It’s been a little over six years since Hurricane Katrina swept through New Orleans causing storm surges that eventually led to approximately 80% of the city flooded and the deaths of nearly 1,500 people.
Although the lasting affects of Katrina are still being felt today, the city may need to brace for another disaster, Tropical Storm Lee, which is inching its way northward up the oil-rich Gulf of Mexico and is expected to creep up on the coast of southern Louisiana this weekend.
In its 8pm update, the National Hurricane Center stated that Lee was located about 170 miles southeast of Cameron, La., or 180 miles west southwest of the mouth of the Mississippi River, heading north at 3 miles an hour.
While the storm’s maximum sustained winds strengthened to 45 mph earlier today, it isn’t expected to make landfall until Sunday (Sept. 4), according to the Miami-based center’s forecast.

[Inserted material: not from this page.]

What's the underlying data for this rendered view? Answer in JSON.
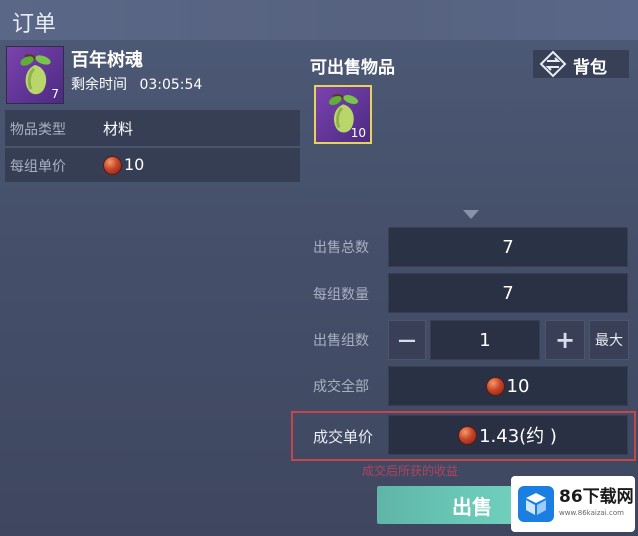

Louisiana Governor Bobby Jindal warned residents that torrential rains, substantial winds and tidal surges from the Gulf of Mexico could produce flash flooding in parts of New Orleans throughout the Labor Day holiday weekend.

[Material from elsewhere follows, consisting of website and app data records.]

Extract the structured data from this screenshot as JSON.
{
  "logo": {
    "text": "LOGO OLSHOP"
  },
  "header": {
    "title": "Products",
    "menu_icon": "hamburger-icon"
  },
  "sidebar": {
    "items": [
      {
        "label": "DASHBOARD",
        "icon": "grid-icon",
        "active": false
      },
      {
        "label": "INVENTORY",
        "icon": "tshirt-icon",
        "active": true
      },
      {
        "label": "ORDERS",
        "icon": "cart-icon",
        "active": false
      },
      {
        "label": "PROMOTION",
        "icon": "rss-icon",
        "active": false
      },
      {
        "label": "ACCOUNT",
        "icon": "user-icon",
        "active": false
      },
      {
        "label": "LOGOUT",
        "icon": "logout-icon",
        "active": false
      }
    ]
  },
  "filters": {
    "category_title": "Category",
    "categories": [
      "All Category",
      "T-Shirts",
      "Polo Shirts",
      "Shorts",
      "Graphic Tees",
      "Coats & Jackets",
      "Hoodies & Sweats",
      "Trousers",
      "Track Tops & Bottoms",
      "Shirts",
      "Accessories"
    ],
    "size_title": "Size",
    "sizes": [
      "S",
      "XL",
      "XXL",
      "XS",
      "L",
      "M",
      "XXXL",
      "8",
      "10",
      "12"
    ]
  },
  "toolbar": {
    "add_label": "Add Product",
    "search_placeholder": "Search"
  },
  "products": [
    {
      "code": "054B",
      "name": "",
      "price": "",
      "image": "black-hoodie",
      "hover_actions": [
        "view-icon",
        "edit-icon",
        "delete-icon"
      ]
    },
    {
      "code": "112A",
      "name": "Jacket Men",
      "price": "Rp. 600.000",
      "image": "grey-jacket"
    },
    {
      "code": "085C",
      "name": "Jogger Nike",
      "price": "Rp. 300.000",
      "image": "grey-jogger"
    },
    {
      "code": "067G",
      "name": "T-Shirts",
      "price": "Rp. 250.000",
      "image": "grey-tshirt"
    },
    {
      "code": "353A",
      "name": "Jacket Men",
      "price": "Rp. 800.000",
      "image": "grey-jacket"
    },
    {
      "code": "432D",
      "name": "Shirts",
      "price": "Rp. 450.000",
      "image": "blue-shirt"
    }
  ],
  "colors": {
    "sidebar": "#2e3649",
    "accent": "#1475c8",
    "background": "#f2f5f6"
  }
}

“Get ready for the wind, get ready for the rain,” Jindal said. “It’s coming and it’s going to be here for a while.”
While experts say that Lee only has a 50% – 60% chance of reaching hurricane strength, it’s the storm’s speed that has them concerned.

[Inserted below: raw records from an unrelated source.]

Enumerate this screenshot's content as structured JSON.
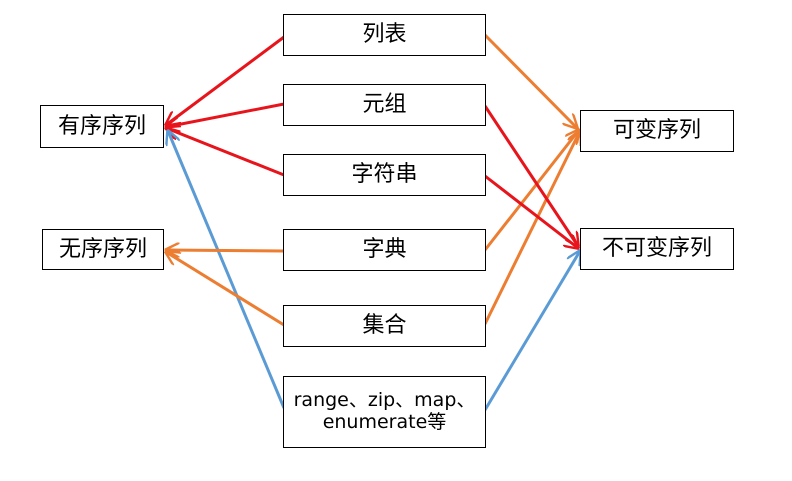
{
  "nodes": {
    "ordered": "有序序列",
    "unordered": "无序序列",
    "list": "列表",
    "tuple": "元组",
    "string": "字符串",
    "dict": "字典",
    "set": "集合",
    "others_line1": "range、zip、map、",
    "others_line2": "enumerate等",
    "mutable": "可变序列",
    "immutable": "不可变序列"
  },
  "colors": {
    "red": "#e8141c",
    "orange": "#ec7d31",
    "blue": "#5b9bd5"
  },
  "edges": [
    {
      "from": "列表",
      "to": "有序序列",
      "color": "red"
    },
    {
      "from": "元组",
      "to": "有序序列",
      "color": "red"
    },
    {
      "from": "字符串",
      "to": "有序序列",
      "color": "red"
    },
    {
      "from": "range、zip、map、enumerate等",
      "to": "有序序列",
      "color": "blue"
    },
    {
      "from": "字典",
      "to": "无序序列",
      "color": "orange"
    },
    {
      "from": "集合",
      "to": "无序序列",
      "color": "orange"
    },
    {
      "from": "列表",
      "to": "可变序列",
      "color": "orange"
    },
    {
      "from": "字典",
      "to": "可变序列",
      "color": "orange"
    },
    {
      "from": "集合",
      "to": "可变序列",
      "color": "orange"
    },
    {
      "from": "元组",
      "to": "不可变序列",
      "color": "red"
    },
    {
      "from": "字符串",
      "to": "不可变序列",
      "color": "red"
    },
    {
      "from": "range、zip、map、enumerate等",
      "to": "不可变序列",
      "color": "blue"
    }
  ]
}
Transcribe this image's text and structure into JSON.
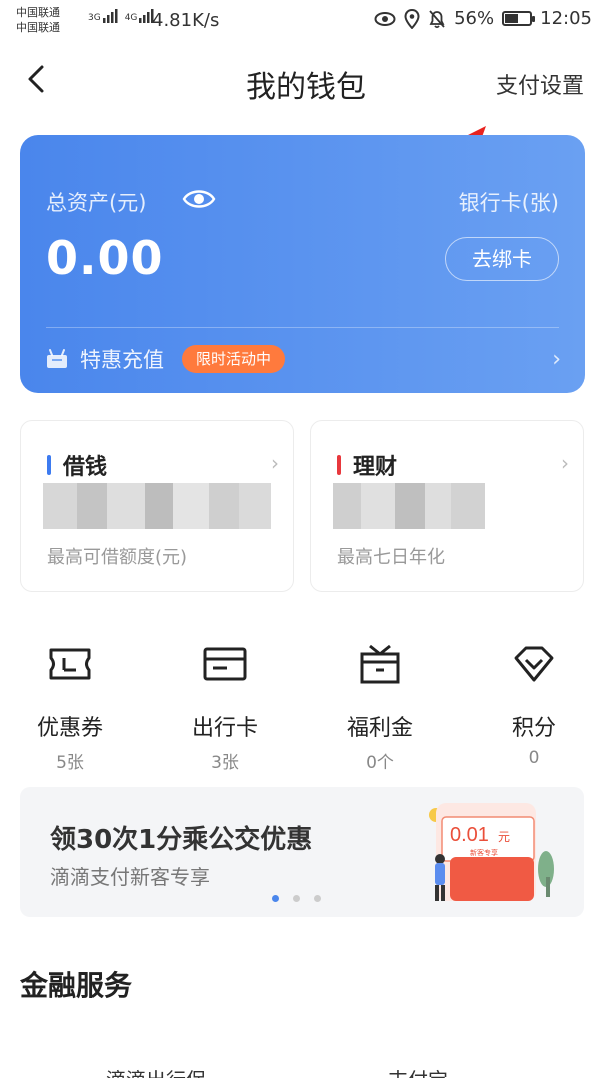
{
  "status_bar": {
    "carrier_1": "中国联通",
    "carrier_2": "中国联通",
    "net_1": "3G",
    "net_2": "4G",
    "speed": "4.81K/s",
    "battery": "56%",
    "battery_level": 0.56,
    "time": "12:05"
  },
  "header": {
    "title": "我的钱包",
    "pay_settings": "支付设置"
  },
  "wallet_card": {
    "assets_label": "总资产(元)",
    "assets_value": "0.00",
    "bank_label": "银行卡(张)",
    "bind_button": "去绑卡",
    "recharge_label": "特惠充值",
    "promo_badge": "限时活动中",
    "colors": {
      "gradient_start": "#4a86ec",
      "gradient_end": "#6aa0f2",
      "badge": "#ff7a3d"
    }
  },
  "finance_boxes": [
    {
      "title": "借钱",
      "subtitle": "最高可借额度(元)",
      "bar_color": "#3d7bf0"
    },
    {
      "title": "理财",
      "subtitle": "最高七日年化",
      "bar_color": "#e8383d"
    }
  ],
  "quick_items": [
    {
      "label": "优惠券",
      "count": "5张",
      "icon": "ticket-icon"
    },
    {
      "label": "出行卡",
      "count": "3张",
      "icon": "card-icon"
    },
    {
      "label": "福利金",
      "count": "0个",
      "icon": "gift-box-icon"
    },
    {
      "label": "积分",
      "count": "0",
      "icon": "diamond-icon"
    }
  ],
  "banner": {
    "title": "领30次1分乘公交优惠",
    "subtitle": "滴滴支付新客专享",
    "coupon_value": "0.01",
    "coupon_unit": "元",
    "coupon_tag": "新客专享",
    "dots_total": 3,
    "active_dot": 0
  },
  "section": {
    "title": "金融服务",
    "items_cut": [
      "滴滴出行保",
      "支付宝"
    ]
  }
}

“The problem with this system is that it’s so slow-moving,” AccuWeather Senior Meteorologist Bernie Rayno explained. “The big story is going to be the flooding.”
Predictions by the NHC estimate the storm could produce rainfall accumulations of 10-15 inches over southern Louisiana through Sunday, with isolated amounts reaching up to 20 inches.